This "improbable victory," made National Public Radio (now NPR) possible. But it also cost the crusaders any role in public radio’s future, Mitchell’s chapter on this episode concludes. They had stepped on too many prominent toes in the educational media universe, the men and women who would now run public broadcasting. And so none of them won leadership roles:
"Not Jack Burke of Kansas State University. Not Will Lewis of Boston University. Not Marjorie Newman of Florida State University. Not Myron Curry of the University of North Dakota. Not Burt Harrison of Washington State University. Not Martin Busch of the University of South Dakota. Not Jack Summerfield of the Riverside Church of New York. Not Al Fredette of the State Medical College of New York. And certainly not Ed Burrows nor Jerry Sandler, each of whom applied for positions at the new National Public Radio, Sandler many times. Neither was ever hired."
NPR began broadcasting in April 1971. Who went to work for the service? "Instead, the task of developing public radio would fall to radio managers who sat on the sidelines as Sandler and company waged war," or to those who had backed the television lobby, or to those too young to be have been involved in the fight.

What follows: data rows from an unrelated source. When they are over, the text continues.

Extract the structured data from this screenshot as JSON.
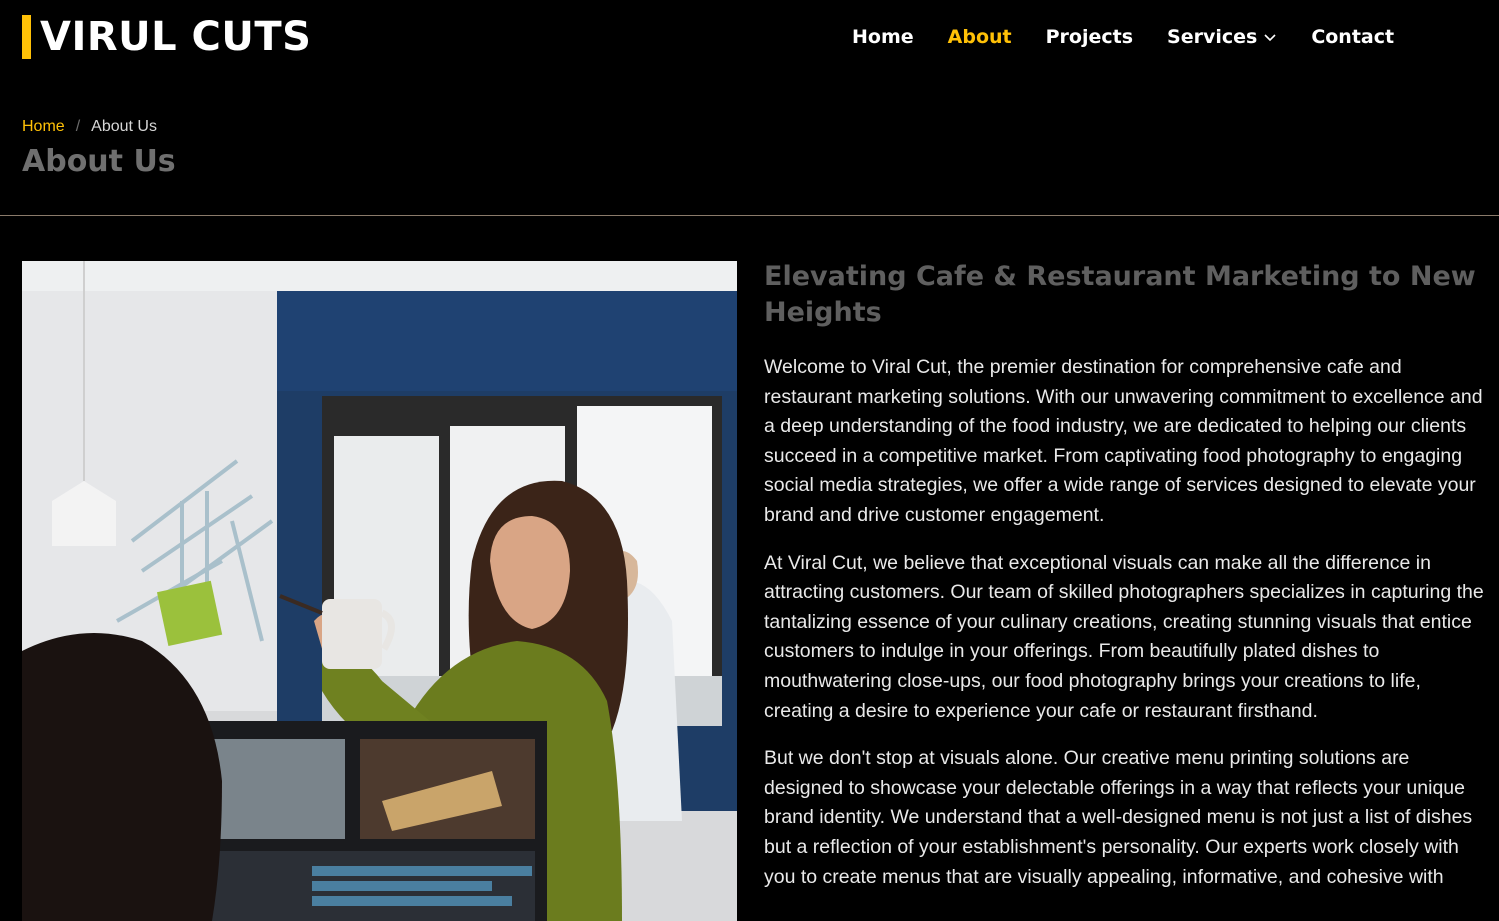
{
  "header": {
    "logo_text": "VIRUL CUTS",
    "brand_color": "#ffc107",
    "nav": [
      {
        "label": "Home",
        "active": false
      },
      {
        "label": "About",
        "active": true
      },
      {
        "label": "Projects",
        "active": false
      },
      {
        "label": "Services",
        "active": false,
        "has_dropdown": true
      },
      {
        "label": "Contact",
        "active": false
      }
    ],
    "dropdown_icon": "chevron-down-icon"
  },
  "breadcrumb": {
    "home": "Home",
    "separator": "/",
    "current": "About Us"
  },
  "page_title": "About Us",
  "about": {
    "image_description_icon": "photo-icon",
    "heading": "Elevating Cafe & Restaurant Marketing to New Heights",
    "paragraphs": [
      "Welcome to Viral Cut, the premier destination for comprehensive cafe and restaurant marketing solutions. With our unwavering commitment to excellence and a deep understanding of the food industry, we are dedicated to helping our clients succeed in a competitive market. From captivating food photography to engaging social media strategies, we offer a wide range of services designed to elevate your brand and drive customer engagement.",
      "At Viral Cut, we believe that exceptional visuals can make all the difference in attracting customers. Our team of skilled photographers specializes in capturing the tantalizing essence of your culinary creations, creating stunning visuals that entice customers to indulge in your offerings. From beautifully plated dishes to mouthwatering close-ups, our food photography brings your creations to life, creating a desire to experience your cafe or restaurant firsthand.",
      "But we don't stop at visuals alone. Our creative menu printing solutions are designed to showcase your delectable offerings in a way that reflects your unique brand identity. We understand that a well-designed menu is not just a list of dishes but a reflection of your establishment's personality. Our experts work closely with you to create menus that are visually appealing, informative, and cohesive with"
    ]
  }
}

It is sometimes the fate of revolutionaries to be left out of the revolution they lead. This appears to have been the case for the college radio "guerillas" who insured the funding that would create NPR. Nonetheless, in the wake of College Radio Day, we should remember their valiant efforts with gratitude.